** Information given follows **

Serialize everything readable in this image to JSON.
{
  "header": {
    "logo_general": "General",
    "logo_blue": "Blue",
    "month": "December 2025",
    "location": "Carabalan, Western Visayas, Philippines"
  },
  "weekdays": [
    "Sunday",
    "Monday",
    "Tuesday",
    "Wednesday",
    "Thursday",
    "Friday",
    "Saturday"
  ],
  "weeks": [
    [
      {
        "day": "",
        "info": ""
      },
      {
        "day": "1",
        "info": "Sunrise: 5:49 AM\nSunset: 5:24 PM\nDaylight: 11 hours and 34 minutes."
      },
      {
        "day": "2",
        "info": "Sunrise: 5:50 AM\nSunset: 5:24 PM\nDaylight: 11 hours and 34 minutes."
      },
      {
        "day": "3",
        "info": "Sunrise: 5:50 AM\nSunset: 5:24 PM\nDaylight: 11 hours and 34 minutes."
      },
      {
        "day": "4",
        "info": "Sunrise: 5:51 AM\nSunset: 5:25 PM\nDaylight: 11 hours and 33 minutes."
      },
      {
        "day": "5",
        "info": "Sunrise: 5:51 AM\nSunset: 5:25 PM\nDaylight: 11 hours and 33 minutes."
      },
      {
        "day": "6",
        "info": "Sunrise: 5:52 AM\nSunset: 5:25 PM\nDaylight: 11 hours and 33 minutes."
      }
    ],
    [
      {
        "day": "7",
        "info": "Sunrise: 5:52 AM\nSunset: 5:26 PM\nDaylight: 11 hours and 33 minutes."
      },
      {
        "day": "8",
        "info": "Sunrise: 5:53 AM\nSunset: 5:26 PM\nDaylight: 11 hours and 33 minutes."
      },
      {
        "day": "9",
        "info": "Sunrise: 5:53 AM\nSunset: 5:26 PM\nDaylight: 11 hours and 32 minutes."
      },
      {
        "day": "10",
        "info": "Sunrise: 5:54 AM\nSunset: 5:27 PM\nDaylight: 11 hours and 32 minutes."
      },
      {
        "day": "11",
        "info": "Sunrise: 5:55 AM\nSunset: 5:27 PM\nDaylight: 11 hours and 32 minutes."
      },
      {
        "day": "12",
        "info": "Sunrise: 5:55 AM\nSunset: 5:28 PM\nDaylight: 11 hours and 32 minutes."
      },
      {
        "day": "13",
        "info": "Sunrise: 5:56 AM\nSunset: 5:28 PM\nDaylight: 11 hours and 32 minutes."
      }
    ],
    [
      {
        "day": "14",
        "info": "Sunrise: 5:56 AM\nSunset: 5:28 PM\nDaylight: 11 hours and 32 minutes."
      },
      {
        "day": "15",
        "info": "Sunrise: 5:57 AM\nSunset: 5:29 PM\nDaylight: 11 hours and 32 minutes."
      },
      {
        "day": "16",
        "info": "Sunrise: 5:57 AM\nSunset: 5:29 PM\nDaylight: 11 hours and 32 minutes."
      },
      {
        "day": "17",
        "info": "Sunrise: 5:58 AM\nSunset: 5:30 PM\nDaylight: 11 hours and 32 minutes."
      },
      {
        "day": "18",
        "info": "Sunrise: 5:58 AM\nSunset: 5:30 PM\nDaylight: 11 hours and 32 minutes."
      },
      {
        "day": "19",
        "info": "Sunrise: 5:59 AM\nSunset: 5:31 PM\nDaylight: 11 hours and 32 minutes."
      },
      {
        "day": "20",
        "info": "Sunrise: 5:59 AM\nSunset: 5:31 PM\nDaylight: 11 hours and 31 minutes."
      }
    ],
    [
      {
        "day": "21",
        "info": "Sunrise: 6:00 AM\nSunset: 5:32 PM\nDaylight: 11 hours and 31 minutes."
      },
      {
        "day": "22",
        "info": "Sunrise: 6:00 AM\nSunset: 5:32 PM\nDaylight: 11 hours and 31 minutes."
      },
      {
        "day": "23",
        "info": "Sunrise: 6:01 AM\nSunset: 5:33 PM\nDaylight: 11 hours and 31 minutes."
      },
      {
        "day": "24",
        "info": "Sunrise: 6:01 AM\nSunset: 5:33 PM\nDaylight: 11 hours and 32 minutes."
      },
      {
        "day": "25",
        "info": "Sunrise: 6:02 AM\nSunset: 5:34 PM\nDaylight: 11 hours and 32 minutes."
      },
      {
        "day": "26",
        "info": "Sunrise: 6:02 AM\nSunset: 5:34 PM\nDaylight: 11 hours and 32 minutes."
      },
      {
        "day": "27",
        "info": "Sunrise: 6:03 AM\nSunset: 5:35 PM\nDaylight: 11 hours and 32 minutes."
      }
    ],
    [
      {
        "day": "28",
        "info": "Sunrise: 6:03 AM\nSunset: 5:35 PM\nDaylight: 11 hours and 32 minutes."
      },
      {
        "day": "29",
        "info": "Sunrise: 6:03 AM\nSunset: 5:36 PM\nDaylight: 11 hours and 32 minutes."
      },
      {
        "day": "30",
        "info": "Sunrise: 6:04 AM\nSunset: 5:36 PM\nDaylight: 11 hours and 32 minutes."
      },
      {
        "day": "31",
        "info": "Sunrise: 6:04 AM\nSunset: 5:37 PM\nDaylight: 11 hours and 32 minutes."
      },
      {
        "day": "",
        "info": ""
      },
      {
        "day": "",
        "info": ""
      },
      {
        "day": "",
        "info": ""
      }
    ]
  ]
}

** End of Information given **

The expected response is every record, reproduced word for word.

Serialize everything readable in this image to JSON.
{
  "header": {
    "logo_general": "General",
    "logo_blue": "Blue",
    "month": "December 2025",
    "location": "Carabalan, Western Visayas, Philippines"
  },
  "weekdays": [
    "Sunday",
    "Monday",
    "Tuesday",
    "Wednesday",
    "Thursday",
    "Friday",
    "Saturday"
  ],
  "weeks": [
    [
      {
        "day": "",
        "info": ""
      },
      {
        "day": "1",
        "info": "Sunrise: 5:49 AM\nSunset: 5:24 PM\nDaylight: 11 hours and 34 minutes."
      },
      {
        "day": "2",
        "info": "Sunrise: 5:50 AM\nSunset: 5:24 PM\nDaylight: 11 hours and 34 minutes."
      },
      {
        "day": "3",
        "info": "Sunrise: 5:50 AM\nSunset: 5:24 PM\nDaylight: 11 hours and 34 minutes."
      },
      {
        "day": "4",
        "info": "Sunrise: 5:51 AM\nSunset: 5:25 PM\nDaylight: 11 hours and 33 minutes."
      },
      {
        "day": "5",
        "info": "Sunrise: 5:51 AM\nSunset: 5:25 PM\nDaylight: 11 hours and 33 minutes."
      },
      {
        "day": "6",
        "info": "Sunrise: 5:52 AM\nSunset: 5:25 PM\nDaylight: 11 hours and 33 minutes."
      }
    ],
    [
      {
        "day": "7",
        "info": "Sunrise: 5:52 AM\nSunset: 5:26 PM\nDaylight: 11 hours and 33 minutes."
      },
      {
        "day": "8",
        "info": "Sunrise: 5:53 AM\nSunset: 5:26 PM\nDaylight: 11 hours and 33 minutes."
      },
      {
        "day": "9",
        "info": "Sunrise: 5:53 AM\nSunset: 5:26 PM\nDaylight: 11 hours and 32 minutes."
      },
      {
        "day": "10",
        "info": "Sunrise: 5:54 AM\nSunset: 5:27 PM\nDaylight: 11 hours and 32 minutes."
      },
      {
        "day": "11",
        "info": "Sunrise: 5:55 AM\nSunset: 5:27 PM\nDaylight: 11 hours and 32 minutes."
      },
      {
        "day": "12",
        "info": "Sunrise: 5:55 AM\nSunset: 5:28 PM\nDaylight: 11 hours and 32 minutes."
      },
      {
        "day": "13",
        "info": "Sunrise: 5:56 AM\nSunset: 5:28 PM\nDaylight: 11 hours and 32 minutes."
      }
    ],
    [
      {
        "day": "14",
        "info": "Sunrise: 5:56 AM\nSunset: 5:28 PM\nDaylight: 11 hours and 32 minutes."
      },
      {
        "day": "15",
        "info": "Sunrise: 5:57 AM\nSunset: 5:29 PM\nDaylight: 11 hours and 32 minutes."
      },
      {
        "day": "16",
        "info": "Sunrise: 5:57 AM\nSunset: 5:29 PM\nDaylight: 11 hours and 32 minutes."
      },
      {
        "day": "17",
        "info": "Sunrise: 5:58 AM\nSunset: 5:30 PM\nDaylight: 11 hours and 32 minutes."
      },
      {
        "day": "18",
        "info": "Sunrise: 5:58 AM\nSunset: 5:30 PM\nDaylight: 11 hours and 32 minutes."
      },
      {
        "day": "19",
        "info": "Sunrise: 5:59 AM\nSunset: 5:31 PM\nDaylight: 11 hours and 32 minutes."
      },
      {
        "day": "20",
        "info": "Sunrise: 5:59 AM\nSunset: 5:31 PM\nDaylight: 11 hours and 31 minutes."
      }
    ],
    [
      {
        "day": "21",
        "info": "Sunrise: 6:00 AM\nSunset: 5:32 PM\nDaylight: 11 hours and 31 minutes."
      },
      {
        "day": "22",
        "info": "Sunrise: 6:00 AM\nSunset: 5:32 PM\nDaylight: 11 hours and 31 minutes."
      },
      {
        "day": "23",
        "info": "Sunrise: 6:01 AM\nSunset: 5:33 PM\nDaylight: 11 hours and 31 minutes."
      },
      {
        "day": "24",
        "info": "Sunrise: 6:01 AM\nSunset: 5:33 PM\nDaylight: 11 hours and 32 minutes."
      },
      {
        "day": "25",
        "info": "Sunrise: 6:02 AM\nSunset: 5:34 PM\nDaylight: 11 hours and 32 minutes."
      },
      {
        "day": "26",
        "info": "Sunrise: 6:02 AM\nSunset: 5:34 PM\nDaylight: 11 hours and 32 minutes."
      },
      {
        "day": "27",
        "info": "Sunrise: 6:03 AM\nSunset: 5:35 PM\nDaylight: 11 hours and 32 minutes."
      }
    ],
    [
      {
        "day": "28",
        "info": "Sunrise: 6:03 AM\nSunset: 5:35 PM\nDaylight: 11 hours and 32 minutes."
      },
      {
        "day": "29",
        "info": "Sunrise: 6:03 AM\nSunset: 5:36 PM\nDaylight: 11 hours and 32 minutes."
      },
      {
        "day": "30",
        "info": "Sunrise: 6:04 AM\nSunset: 5:36 PM\nDaylight: 11 hours and 32 minutes."
      },
      {
        "day": "31",
        "info": "Sunrise: 6:04 AM\nSunset: 5:37 PM\nDaylight: 11 hours and 32 minutes."
      },
      {
        "day": "",
        "info": ""
      },
      {
        "day": "",
        "info": ""
      },
      {
        "day": "",
        "info": ""
      }
    ]
  ]
}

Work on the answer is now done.